## WORK TO COMPLETE
Because the material must match the original, reproduce every line of it exactly.
BEGIN
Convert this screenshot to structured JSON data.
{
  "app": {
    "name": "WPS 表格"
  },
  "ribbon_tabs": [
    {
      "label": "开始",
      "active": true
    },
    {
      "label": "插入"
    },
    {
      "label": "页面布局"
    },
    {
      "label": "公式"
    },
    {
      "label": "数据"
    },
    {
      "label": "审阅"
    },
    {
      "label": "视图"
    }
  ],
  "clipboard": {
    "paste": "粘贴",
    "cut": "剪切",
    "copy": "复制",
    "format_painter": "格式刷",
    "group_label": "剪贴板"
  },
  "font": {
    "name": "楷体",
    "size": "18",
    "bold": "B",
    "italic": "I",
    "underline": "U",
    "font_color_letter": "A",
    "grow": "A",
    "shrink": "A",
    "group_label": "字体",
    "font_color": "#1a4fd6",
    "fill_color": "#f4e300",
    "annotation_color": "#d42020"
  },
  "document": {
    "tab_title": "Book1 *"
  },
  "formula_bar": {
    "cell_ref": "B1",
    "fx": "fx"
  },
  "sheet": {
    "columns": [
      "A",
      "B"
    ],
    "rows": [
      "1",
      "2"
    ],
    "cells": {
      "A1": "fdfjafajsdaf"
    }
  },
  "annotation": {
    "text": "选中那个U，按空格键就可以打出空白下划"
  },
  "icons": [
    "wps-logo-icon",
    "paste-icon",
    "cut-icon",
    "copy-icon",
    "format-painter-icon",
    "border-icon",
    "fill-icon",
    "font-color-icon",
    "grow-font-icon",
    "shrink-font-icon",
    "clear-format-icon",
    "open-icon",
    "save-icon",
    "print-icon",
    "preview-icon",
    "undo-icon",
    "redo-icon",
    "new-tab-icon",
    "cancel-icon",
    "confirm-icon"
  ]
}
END
## WRITTEN RESPONSE
Convert this screenshot to structured JSON data.
{
  "app": {
    "name": "WPS 表格"
  },
  "ribbon_tabs": [
    {
      "label": "开始",
      "active": true
    },
    {
      "label": "插入"
    },
    {
      "label": "页面布局"
    },
    {
      "label": "公式"
    },
    {
      "label": "数据"
    },
    {
      "label": "审阅"
    },
    {
      "label": "视图"
    }
  ],
  "clipboard": {
    "paste": "粘贴",
    "cut": "剪切",
    "copy": "复制",
    "format_painter": "格式刷",
    "group_label": "剪贴板"
  },
  "font": {
    "name": "楷体",
    "size": "18",
    "bold": "B",
    "italic": "I",
    "underline": "U",
    "font_color_letter": "A",
    "grow": "A",
    "shrink": "A",
    "group_label": "字体",
    "font_color": "#1a4fd6",
    "fill_color": "#f4e300",
    "annotation_color": "#d42020"
  },
  "document": {
    "tab_title": "Book1 *"
  },
  "formula_bar": {
    "cell_ref": "B1",
    "fx": "fx"
  },
  "sheet": {
    "columns": [
      "A",
      "B"
    ],
    "rows": [
      "1",
      "2"
    ],
    "cells": {
      "A1": "fdfjafajsdaf"
    }
  },
  "annotation": {
    "text": "选中那个U，按空格键就可以打出空白下划"
  },
  "icons": [
    "wps-logo-icon",
    "paste-icon",
    "cut-icon",
    "copy-icon",
    "format-painter-icon",
    "border-icon",
    "fill-icon",
    "font-color-icon",
    "grow-font-icon",
    "shrink-font-icon",
    "clear-format-icon",
    "open-icon",
    "save-icon",
    "print-icon",
    "preview-icon",
    "undo-icon",
    "redo-icon",
    "new-tab-icon",
    "cancel-icon",
    "confirm-icon"
  ]
}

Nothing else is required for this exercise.